◆ ABOUT THIS TASK
Return, from the data below, each line that contains the word "title".

** RECORDS SHOWN follows **

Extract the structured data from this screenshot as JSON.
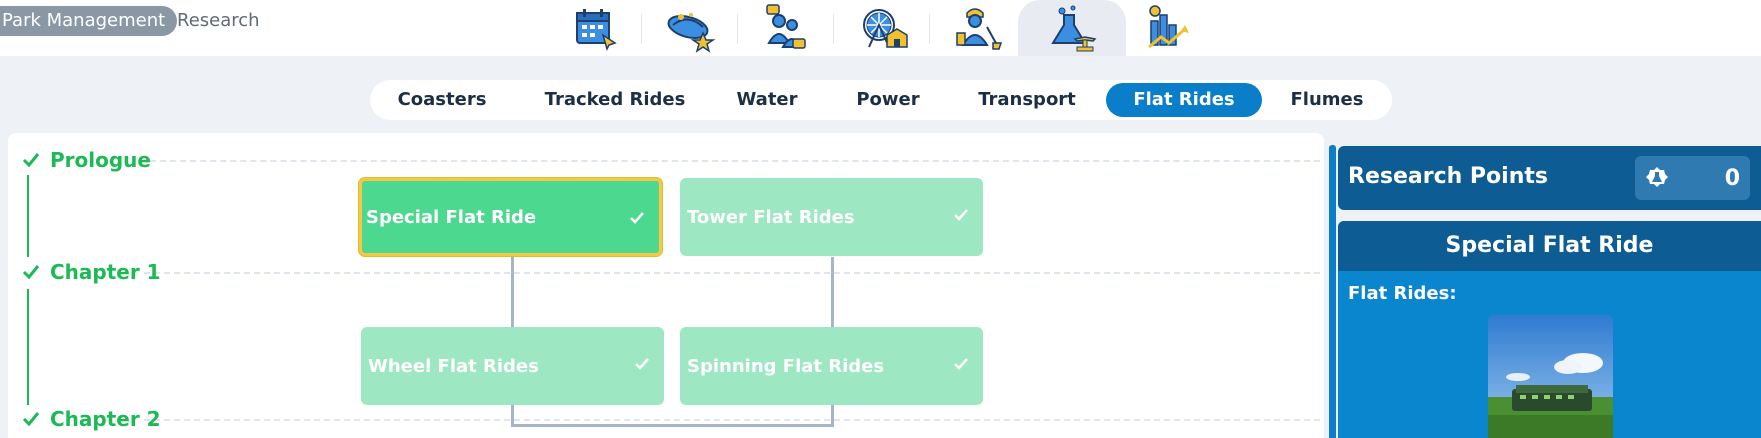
{
  "breadcrumb": {
    "parent": "Park Management",
    "current": "Research"
  },
  "category_tabs": [
    {
      "name": "calendar-icon"
    },
    {
      "name": "ride-star-icon"
    },
    {
      "name": "guests-icon"
    },
    {
      "name": "ferris-wheel-shop-icon"
    },
    {
      "name": "staff-icon"
    },
    {
      "name": "research-flask-icon",
      "active": true
    },
    {
      "name": "finance-chart-icon"
    }
  ],
  "subtabs": {
    "items": [
      "Coasters",
      "Tracked Rides",
      "Water",
      "Power",
      "Transport",
      "Flat Rides",
      "Flumes"
    ],
    "selected": "Flat Rides"
  },
  "tree": {
    "chapters": [
      "Prologue",
      "Chapter 1",
      "Chapter 2"
    ],
    "nodes": [
      {
        "label": "Special Flat Ride",
        "completed": true,
        "selected": true
      },
      {
        "label": "Tower Flat Rides",
        "completed": true
      },
      {
        "label": "Wheel Flat Rides",
        "completed": true
      },
      {
        "label": "Spinning Flat Rides",
        "completed": true
      }
    ]
  },
  "research_points": {
    "title": "Research Points",
    "value": "0"
  },
  "detail": {
    "title": "Special Flat Ride",
    "category_label": "Flat Rides:"
  },
  "colors": {
    "accent": "#0a7ec8",
    "complete_green": "#1db955",
    "node_selected": "#4cd88f",
    "node_unlocked": "#9de8c2",
    "panel_dark": "#0e5c94"
  }
}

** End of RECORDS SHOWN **

◆ WRITTEN SOLUTION
    "title": "Research Points",
    "title": "Special Flat Ride",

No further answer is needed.